---- DATA UNDER STUDY

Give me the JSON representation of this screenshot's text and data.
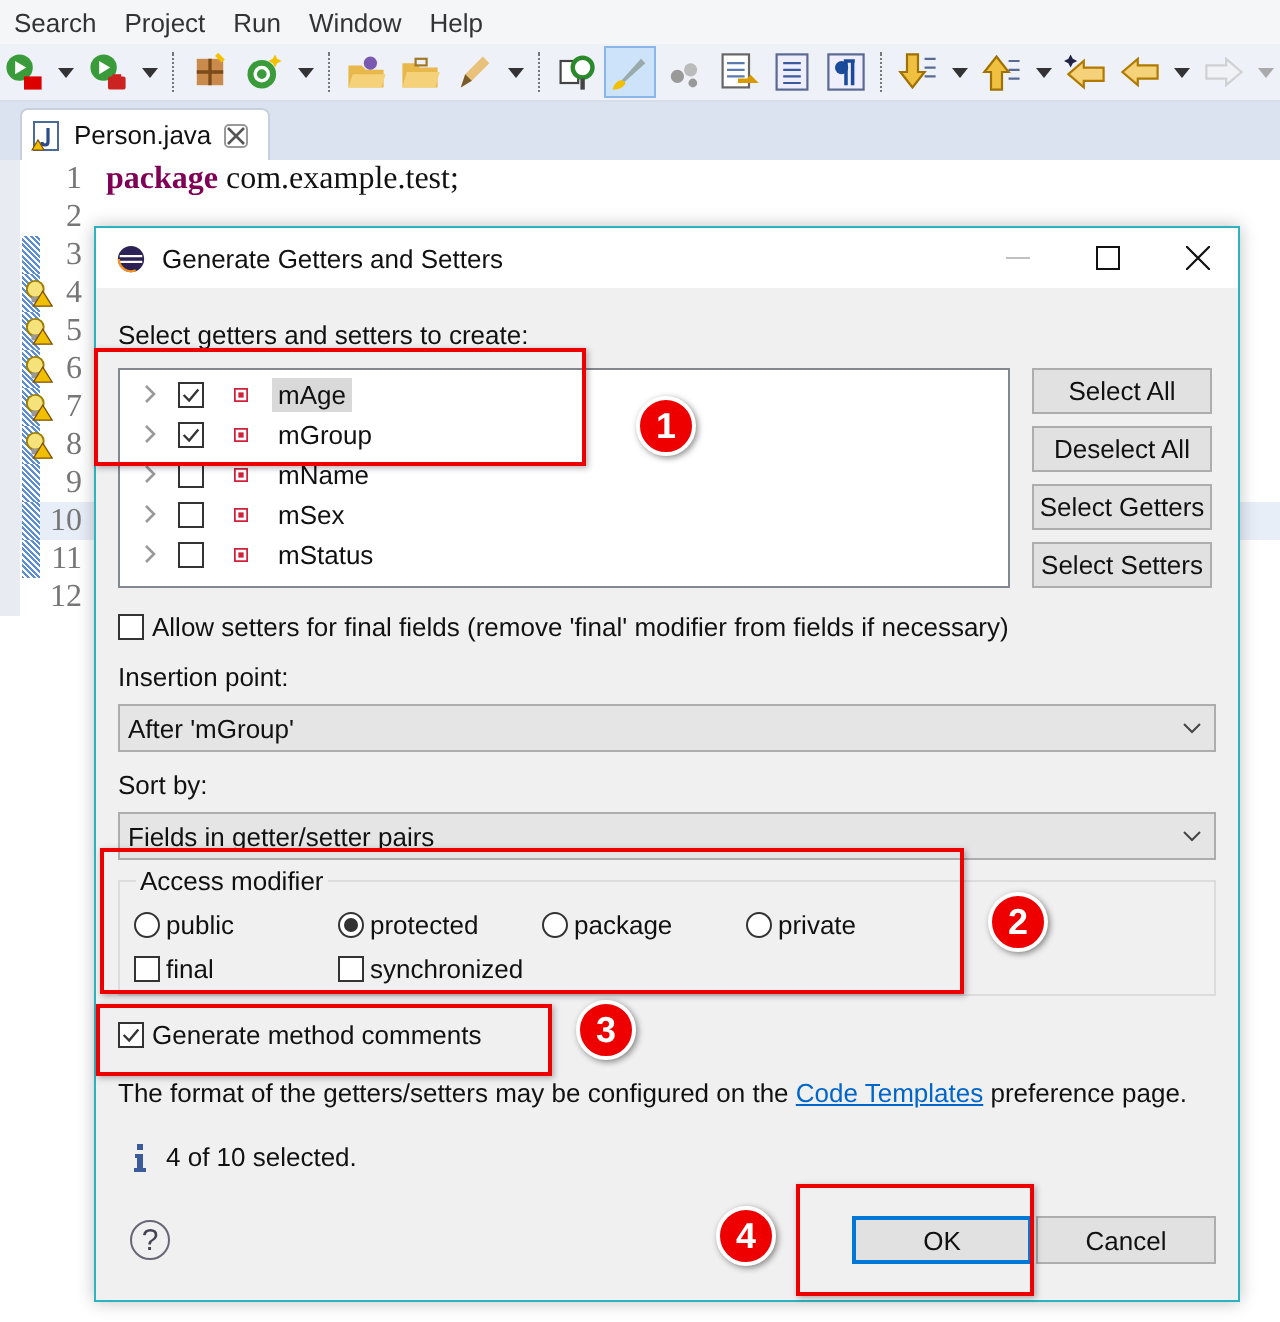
{
  "menu": [
    "Search",
    "Project",
    "Run",
    "Window",
    "Help"
  ],
  "toolbar": [
    {
      "kind": "run",
      "dropdown": true,
      "pressed": false,
      "disabled": false
    },
    {
      "kind": "debug",
      "dropdown": true,
      "pressed": false,
      "disabled": false
    },
    {
      "kind": "separator"
    },
    {
      "kind": "package",
      "dropdown": false,
      "pressed": false,
      "disabled": false
    },
    {
      "kind": "new-class",
      "dropdown": true,
      "pressed": false,
      "disabled": false
    },
    {
      "kind": "separator"
    },
    {
      "kind": "open-folder",
      "dropdown": false,
      "pressed": false,
      "disabled": false
    },
    {
      "kind": "folder",
      "dropdown": false,
      "pressed": false,
      "disabled": false
    },
    {
      "kind": "pen",
      "dropdown": true,
      "pressed": false,
      "disabled": false
    },
    {
      "kind": "separator"
    },
    {
      "kind": "search",
      "dropdown": false,
      "pressed": false,
      "disabled": false
    },
    {
      "kind": "brush",
      "dropdown": false,
      "pressed": true,
      "disabled": false
    },
    {
      "kind": "dots",
      "dropdown": false,
      "pressed": false,
      "disabled": false
    },
    {
      "kind": "document",
      "dropdown": false,
      "pressed": false,
      "disabled": false
    },
    {
      "kind": "list",
      "dropdown": false,
      "pressed": false,
      "disabled": false
    },
    {
      "kind": "pilcrow",
      "dropdown": false,
      "pressed": false,
      "disabled": false
    },
    {
      "kind": "separator"
    },
    {
      "kind": "down",
      "dropdown": true,
      "pressed": false,
      "disabled": false
    },
    {
      "kind": "up",
      "dropdown": true,
      "pressed": false,
      "disabled": false
    },
    {
      "kind": "back-edit",
      "dropdown": false,
      "pressed": false,
      "disabled": false
    },
    {
      "kind": "left",
      "dropdown": true,
      "pressed": false,
      "disabled": false
    },
    {
      "kind": "right",
      "dropdown": true,
      "pressed": false,
      "disabled": true
    }
  ],
  "editor": {
    "tab": "Person.java",
    "lines": [
      {
        "number": "1",
        "keyword": "package",
        "code": "com.example.test;",
        "changed": false,
        "warning": false,
        "current": false
      },
      {
        "number": "2",
        "changed": false,
        "warning": false,
        "current": false
      },
      {
        "number": "3",
        "changed": true,
        "warning": false,
        "current": false
      },
      {
        "number": "4",
        "changed": true,
        "warning": true,
        "current": false
      },
      {
        "number": "5",
        "changed": true,
        "warning": true,
        "current": false
      },
      {
        "number": "6",
        "changed": true,
        "warning": true,
        "current": false
      },
      {
        "number": "7",
        "changed": true,
        "warning": true,
        "current": false
      },
      {
        "number": "8",
        "changed": true,
        "warning": true,
        "current": false
      },
      {
        "number": "9",
        "changed": true,
        "warning": false,
        "current": false
      },
      {
        "number": "10",
        "changed": true,
        "warning": false,
        "current": true
      },
      {
        "number": "11",
        "changed": true,
        "warning": false,
        "current": false
      },
      {
        "number": "12",
        "changed": false,
        "warning": false,
        "current": false
      }
    ]
  },
  "dialog": {
    "title": "Generate Getters and Setters",
    "prompt": "Select getters and setters to create:",
    "fields": [
      {
        "name": "mAge",
        "checked": true,
        "selected": true
      },
      {
        "name": "mGroup",
        "checked": true,
        "selected": false
      },
      {
        "name": "mName",
        "checked": false,
        "selected": false
      },
      {
        "name": "mSex",
        "checked": false,
        "selected": false
      },
      {
        "name": "mStatus",
        "checked": false,
        "selected": false
      }
    ],
    "side_buttons": [
      "Select All",
      "Deselect All",
      "Select Getters",
      "Select Setters"
    ],
    "allow_final": {
      "label": "Allow setters for final fields (remove 'final' modifier from fields if necessary)",
      "checked": false
    },
    "insertion": {
      "label": "Insertion point:",
      "value": "After 'mGroup'"
    },
    "sort": {
      "label": "Sort by:",
      "value": "Fields in getter/setter pairs"
    },
    "access": {
      "title": "Access modifier",
      "modifiers": [
        {
          "label": "public",
          "selected": false
        },
        {
          "label": "protected",
          "selected": true
        },
        {
          "label": "package",
          "selected": false
        },
        {
          "label": "private",
          "selected": false
        }
      ],
      "flags": [
        {
          "label": "final",
          "checked": false
        },
        {
          "label": "synchronized",
          "checked": false
        }
      ]
    },
    "comments": {
      "label": "Generate method comments",
      "checked": true
    },
    "note": {
      "before": "The format of the getters/setters may be configured on the",
      "link": "Code Templates",
      "after": "preference page."
    },
    "status": "4 of 10 selected.",
    "help": "?",
    "buttons": [
      {
        "label": "OK",
        "default": true
      },
      {
        "label": "Cancel",
        "default": false
      }
    ]
  },
  "callouts": [
    "1",
    "2",
    "3",
    "4"
  ]
}
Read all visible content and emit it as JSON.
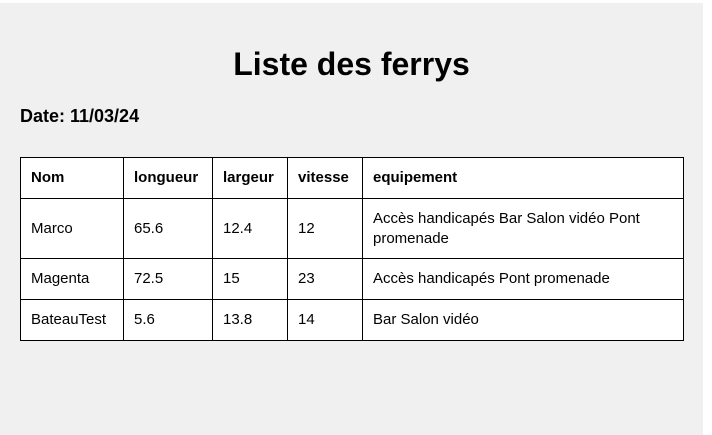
{
  "title": "Liste des ferrys",
  "date_label": "Date: 11/03/24",
  "table": {
    "headers": [
      "Nom",
      "longueur",
      "largeur",
      "vitesse",
      "equipement"
    ],
    "rows": [
      [
        "Marco",
        "65.6",
        "12.4",
        "12",
        "Accès handicapés Bar Salon vidéo Pont promenade"
      ],
      [
        "Magenta",
        "72.5",
        "15",
        "23",
        "Accès handicapés Pont promenade"
      ],
      [
        "BateauTest",
        "5.6",
        "13.8",
        "14",
        "Bar Salon vidéo"
      ]
    ]
  }
}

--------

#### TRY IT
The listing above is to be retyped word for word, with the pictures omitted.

#### RESPONSE TO THE EXERCISE
Give me the JSON representation of this screenshot's text and data.
{
  "menu": [
    "Search",
    "Project",
    "Run",
    "Window",
    "Help"
  ],
  "toolbar": [
    {
      "kind": "run",
      "dropdown": true,
      "pressed": false,
      "disabled": false
    },
    {
      "kind": "debug",
      "dropdown": true,
      "pressed": false,
      "disabled": false
    },
    {
      "kind": "separator"
    },
    {
      "kind": "package",
      "dropdown": false,
      "pressed": false,
      "disabled": false
    },
    {
      "kind": "new-class",
      "dropdown": true,
      "pressed": false,
      "disabled": false
    },
    {
      "kind": "separator"
    },
    {
      "kind": "open-folder",
      "dropdown": false,
      "pressed": false,
      "disabled": false
    },
    {
      "kind": "folder",
      "dropdown": false,
      "pressed": false,
      "disabled": false
    },
    {
      "kind": "pen",
      "dropdown": true,
      "pressed": false,
      "disabled": false
    },
    {
      "kind": "separator"
    },
    {
      "kind": "search",
      "dropdown": false,
      "pressed": false,
      "disabled": false
    },
    {
      "kind": "brush",
      "dropdown": false,
      "pressed": true,
      "disabled": false
    },
    {
      "kind": "dots",
      "dropdown": false,
      "pressed": false,
      "disabled": false
    },
    {
      "kind": "document",
      "dropdown": false,
      "pressed": false,
      "disabled": false
    },
    {
      "kind": "list",
      "dropdown": false,
      "pressed": false,
      "disabled": false
    },
    {
      "kind": "pilcrow",
      "dropdown": false,
      "pressed": false,
      "disabled": false
    },
    {
      "kind": "separator"
    },
    {
      "kind": "down",
      "dropdown": true,
      "pressed": false,
      "disabled": false
    },
    {
      "kind": "up",
      "dropdown": true,
      "pressed": false,
      "disabled": false
    },
    {
      "kind": "back-edit",
      "dropdown": false,
      "pressed": false,
      "disabled": false
    },
    {
      "kind": "left",
      "dropdown": true,
      "pressed": false,
      "disabled": false
    },
    {
      "kind": "right",
      "dropdown": true,
      "pressed": false,
      "disabled": true
    }
  ],
  "editor": {
    "tab": "Person.java",
    "lines": [
      {
        "number": "1",
        "keyword": "package",
        "code": "com.example.test;",
        "changed": false,
        "warning": false,
        "current": false
      },
      {
        "number": "2",
        "changed": false,
        "warning": false,
        "current": false
      },
      {
        "number": "3",
        "changed": true,
        "warning": false,
        "current": false
      },
      {
        "number": "4",
        "changed": true,
        "warning": true,
        "current": false
      },
      {
        "number": "5",
        "changed": true,
        "warning": true,
        "current": false
      },
      {
        "number": "6",
        "changed": true,
        "warning": true,
        "current": false
      },
      {
        "number": "7",
        "changed": true,
        "warning": true,
        "current": false
      },
      {
        "number": "8",
        "changed": true,
        "warning": true,
        "current": false
      },
      {
        "number": "9",
        "changed": true,
        "warning": false,
        "current": false
      },
      {
        "number": "10",
        "changed": true,
        "warning": false,
        "current": true
      },
      {
        "number": "11",
        "changed": true,
        "warning": false,
        "current": false
      },
      {
        "number": "12",
        "changed": false,
        "warning": false,
        "current": false
      }
    ]
  },
  "dialog": {
    "title": "Generate Getters and Setters",
    "prompt": "Select getters and setters to create:",
    "fields": [
      {
        "name": "mAge",
        "checked": true,
        "selected": true
      },
      {
        "name": "mGroup",
        "checked": true,
        "selected": false
      },
      {
        "name": "mName",
        "checked": false,
        "selected": false
      },
      {
        "name": "mSex",
        "checked": false,
        "selected": false
      },
      {
        "name": "mStatus",
        "checked": false,
        "selected": false
      }
    ],
    "side_buttons": [
      "Select All",
      "Deselect All",
      "Select Getters",
      "Select Setters"
    ],
    "allow_final": {
      "label": "Allow setters for final fields (remove 'final' modifier from fields if necessary)",
      "checked": false
    },
    "insertion": {
      "label": "Insertion point:",
      "value": "After 'mGroup'"
    },
    "sort": {
      "label": "Sort by:",
      "value": "Fields in getter/setter pairs"
    },
    "access": {
      "title": "Access modifier",
      "modifiers": [
        {
          "label": "public",
          "selected": false
        },
        {
          "label": "protected",
          "selected": true
        },
        {
          "label": "package",
          "selected": false
        },
        {
          "label": "private",
          "selected": false
        }
      ],
      "flags": [
        {
          "label": "final",
          "checked": false
        },
        {
          "label": "synchronized",
          "checked": false
        }
      ]
    },
    "comments": {
      "label": "Generate method comments",
      "checked": true
    },
    "note": {
      "before": "The format of the getters/setters may be configured on the",
      "link": "Code Templates",
      "after": "preference page."
    },
    "status": "4 of 10 selected.",
    "help": "?",
    "buttons": [
      {
        "label": "OK",
        "default": true
      },
      {
        "label": "Cancel",
        "default": false
      }
    ]
  },
  "callouts": [
    "1",
    "2",
    "3",
    "4"
  ]
}
Read all visible content and emit it as JSON.
{
  "title": "Liste des ferrys",
  "date_label": "Date: 11/03/24",
  "table": {
    "headers": [
      "Nom",
      "longueur",
      "largeur",
      "vitesse",
      "equipement"
    ],
    "rows": [
      [
        "Marco",
        "65.6",
        "12.4",
        "12",
        "Accès handicapés Bar Salon vidéo Pont promenade"
      ],
      [
        "Magenta",
        "72.5",
        "15",
        "23",
        "Accès handicapés Pont promenade"
      ],
      [
        "BateauTest",
        "5.6",
        "13.8",
        "14",
        "Bar Salon vidéo"
      ]
    ]
  }
}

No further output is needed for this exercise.